Saudi Arabia. An article published on January 10 by CNRS archaeologists in the journal Journal of Archaeological Science: Reports reveals the existence of an exceptional fortified enclosure dating from the Bronze Age (2nd millennium BC) in Saudi Arabia. Originally 14.5 kilometers long, this stone wall approximately five meters high surrounded the town and agricultural land. The prospecting and survey campaign carried out by Guillaume Charloux (CNRS) between October 2020 and March 2023 aimed to confirm the existence of a “monumental defensive belt of the pre-Islamic period” on a site occupied until the beginnings of Islam.

There are other such oases in northwest Saudi Arabia, but Khaybar is known throughout the Islamic world as the site of a battle won by Muhammad’s troops in 628 AD. AD. Located at the crossroads of three valleys halfway between Al-Ula and Medina, it is exposed to a desert climate. Archaeologists deplore the extreme climatic conditions which have damaged the remains and made prospecting difficult.

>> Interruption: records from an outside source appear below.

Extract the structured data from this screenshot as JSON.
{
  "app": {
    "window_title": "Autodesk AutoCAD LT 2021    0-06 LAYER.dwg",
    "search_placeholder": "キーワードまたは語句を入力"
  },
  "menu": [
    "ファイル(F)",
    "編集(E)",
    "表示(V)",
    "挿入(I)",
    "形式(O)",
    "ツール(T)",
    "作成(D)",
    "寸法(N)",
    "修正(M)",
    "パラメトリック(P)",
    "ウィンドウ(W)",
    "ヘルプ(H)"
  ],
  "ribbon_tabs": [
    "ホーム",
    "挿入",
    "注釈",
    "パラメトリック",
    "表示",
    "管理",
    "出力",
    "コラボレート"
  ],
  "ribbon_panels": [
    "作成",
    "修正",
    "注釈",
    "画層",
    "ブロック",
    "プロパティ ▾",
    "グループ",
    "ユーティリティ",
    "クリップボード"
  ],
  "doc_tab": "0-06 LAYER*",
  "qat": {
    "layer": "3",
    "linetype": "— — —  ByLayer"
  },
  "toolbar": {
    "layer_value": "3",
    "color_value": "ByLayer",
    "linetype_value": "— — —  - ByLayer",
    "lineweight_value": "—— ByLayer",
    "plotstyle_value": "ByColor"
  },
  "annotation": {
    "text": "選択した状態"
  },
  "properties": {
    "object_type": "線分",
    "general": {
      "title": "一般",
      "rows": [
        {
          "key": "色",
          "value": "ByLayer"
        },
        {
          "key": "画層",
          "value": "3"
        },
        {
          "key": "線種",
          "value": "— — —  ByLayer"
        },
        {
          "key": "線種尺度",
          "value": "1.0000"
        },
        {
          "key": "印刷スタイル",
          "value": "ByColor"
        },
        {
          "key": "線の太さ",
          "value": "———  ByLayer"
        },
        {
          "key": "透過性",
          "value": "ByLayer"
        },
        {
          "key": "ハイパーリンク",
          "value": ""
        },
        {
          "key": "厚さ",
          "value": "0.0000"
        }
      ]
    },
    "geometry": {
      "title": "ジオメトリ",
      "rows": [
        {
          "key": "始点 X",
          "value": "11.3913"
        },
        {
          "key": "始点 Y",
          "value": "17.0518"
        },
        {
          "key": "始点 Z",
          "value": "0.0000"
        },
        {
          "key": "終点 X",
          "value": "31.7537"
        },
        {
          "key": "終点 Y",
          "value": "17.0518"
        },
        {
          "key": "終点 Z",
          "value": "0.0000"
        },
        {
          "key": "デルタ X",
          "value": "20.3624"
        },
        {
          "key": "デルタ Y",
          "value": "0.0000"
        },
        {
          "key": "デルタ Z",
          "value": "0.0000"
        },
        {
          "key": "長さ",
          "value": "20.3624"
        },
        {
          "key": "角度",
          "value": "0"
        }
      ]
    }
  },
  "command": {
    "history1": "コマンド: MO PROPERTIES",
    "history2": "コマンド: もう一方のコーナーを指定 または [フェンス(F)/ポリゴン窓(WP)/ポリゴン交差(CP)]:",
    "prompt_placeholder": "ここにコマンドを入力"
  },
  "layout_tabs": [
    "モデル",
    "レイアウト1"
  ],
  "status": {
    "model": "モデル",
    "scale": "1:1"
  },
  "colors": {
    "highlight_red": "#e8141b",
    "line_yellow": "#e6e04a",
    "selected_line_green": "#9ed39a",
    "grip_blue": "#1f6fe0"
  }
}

After surveys and collections of archaeological and mineral material, archaeologists were able to draw up a plan of the remains. Nearly 6 kilometers of wall have been preserved out of 14, with 140 segments of varying length. Some appear to have been modified or rebuilt at different times. The wall also includes 74 bastions built facing the desert for defensive purposes. The authors of the article suggest that the oasis had to defend itself against armed nomadic groups and against “erosion and salinization of agricultural soils”. Another hypothesis put forward would be the desire to “to mark one’s authority on the territory” by a monumental enclosure.

A quick build

For dating, archaeologists used stratigraphy, ceramics and carbon-14 on coal samples. In the wall, the reuse of funerary stones dating from 2600 BCE also provided a reliable age limit. After data analysis, the enclosure is dated between 2250 and 1950 BC. It was probably built in a few years as part of a large collective project. This speaker is exceptional “by its size, and in terms of technical and collective efforts” since the researchers estimate that it would have taken several hundred workers over three to five years at least to build it.

This discovery allows us to better understand the phenomenon of sedentarization in Arabia during the Bronze Age as well as the progressive urbanization of large oases.

It is likely that the Saudi authorities will disseminate the information widely, because the region of Khaybar and the oases has been the subject of increased tourist development in recent years. The nearby oasis of Tayma (famous in classical Arabic literature) has been nominated by Saudi Arabia in 2022 for UNESCO World Heritage listing.

Similar Posts